2002-2006: The Monarchs lead the AHL in attendance in three of four seasons.

2002-2014: They don’t win any titles, but the Monarchs are consistent winners and cultivate plenty of NHL talent. Much of that talent, including forward Dustin Brown and goalie Jonathan Quick, go on to lead the Kings to a pair of Stanley Cups, in 2012 and 2014.

2014-15: Led by captain Brian O’Neill and playoff addition Adrian Kempe, the Monarchs win their first and only Calder Cup. Mike Stothers is the coach.
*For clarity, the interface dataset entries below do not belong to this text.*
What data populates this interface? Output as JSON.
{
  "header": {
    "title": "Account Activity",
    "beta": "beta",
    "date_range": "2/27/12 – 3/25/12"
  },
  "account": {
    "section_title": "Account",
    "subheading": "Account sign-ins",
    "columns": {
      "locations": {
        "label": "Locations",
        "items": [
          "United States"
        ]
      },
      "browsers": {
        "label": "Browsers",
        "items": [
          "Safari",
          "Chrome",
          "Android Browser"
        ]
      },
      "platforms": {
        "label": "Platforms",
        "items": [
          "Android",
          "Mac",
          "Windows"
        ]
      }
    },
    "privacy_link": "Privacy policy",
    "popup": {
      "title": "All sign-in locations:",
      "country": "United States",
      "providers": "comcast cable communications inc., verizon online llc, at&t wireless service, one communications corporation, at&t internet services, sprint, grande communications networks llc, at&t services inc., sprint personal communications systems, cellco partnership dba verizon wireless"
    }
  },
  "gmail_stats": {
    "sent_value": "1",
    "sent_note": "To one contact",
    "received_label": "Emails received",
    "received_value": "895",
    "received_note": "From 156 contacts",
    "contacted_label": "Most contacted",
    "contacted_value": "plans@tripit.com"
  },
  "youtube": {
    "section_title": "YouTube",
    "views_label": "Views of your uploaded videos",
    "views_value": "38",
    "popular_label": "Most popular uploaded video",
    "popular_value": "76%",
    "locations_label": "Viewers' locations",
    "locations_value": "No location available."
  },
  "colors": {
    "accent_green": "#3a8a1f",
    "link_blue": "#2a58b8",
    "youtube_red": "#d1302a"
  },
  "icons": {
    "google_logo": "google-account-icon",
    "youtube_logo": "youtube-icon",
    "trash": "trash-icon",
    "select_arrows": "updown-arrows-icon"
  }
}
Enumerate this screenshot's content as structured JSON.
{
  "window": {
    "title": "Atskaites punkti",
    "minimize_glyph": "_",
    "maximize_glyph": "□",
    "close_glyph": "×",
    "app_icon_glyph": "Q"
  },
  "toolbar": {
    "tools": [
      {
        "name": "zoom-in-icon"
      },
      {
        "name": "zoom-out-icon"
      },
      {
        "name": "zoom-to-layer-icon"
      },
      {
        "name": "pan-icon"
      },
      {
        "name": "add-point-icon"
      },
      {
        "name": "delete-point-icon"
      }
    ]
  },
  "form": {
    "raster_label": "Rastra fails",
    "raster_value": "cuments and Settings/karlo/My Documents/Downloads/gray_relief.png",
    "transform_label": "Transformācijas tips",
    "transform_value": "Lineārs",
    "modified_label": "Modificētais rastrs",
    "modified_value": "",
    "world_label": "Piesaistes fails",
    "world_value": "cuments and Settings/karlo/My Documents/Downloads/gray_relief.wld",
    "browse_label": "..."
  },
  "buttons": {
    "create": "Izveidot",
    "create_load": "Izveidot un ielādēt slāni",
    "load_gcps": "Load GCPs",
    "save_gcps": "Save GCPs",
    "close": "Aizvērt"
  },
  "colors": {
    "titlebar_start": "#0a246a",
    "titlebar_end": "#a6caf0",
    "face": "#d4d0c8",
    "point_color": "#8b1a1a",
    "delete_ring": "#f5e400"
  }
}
It turns out to be their final season in the AHL.

January 2015: The Kings announce they are flipping teams, moving the ECHL Ontario (Calif.) Reign to Manchester and the Monarchs to Ontario. (They would keep their original team names, though). It’s part of an AHL-wide push to move teams from the East Coast to be closer to their parent teams out west.

August 2016: PPI Sports LLC, with Brian Cheek as the Monarchs’ CEO, buys the team from {span}Anschutz Entertainment Group.{/span}

{span}January 2019: With attendance steadily dwindling, the team is marketed for sale.{/span}

{span}May 15, 2019: After competing in the ECHL for four seasons, the Monarchs announce they have ceased operations.{/span}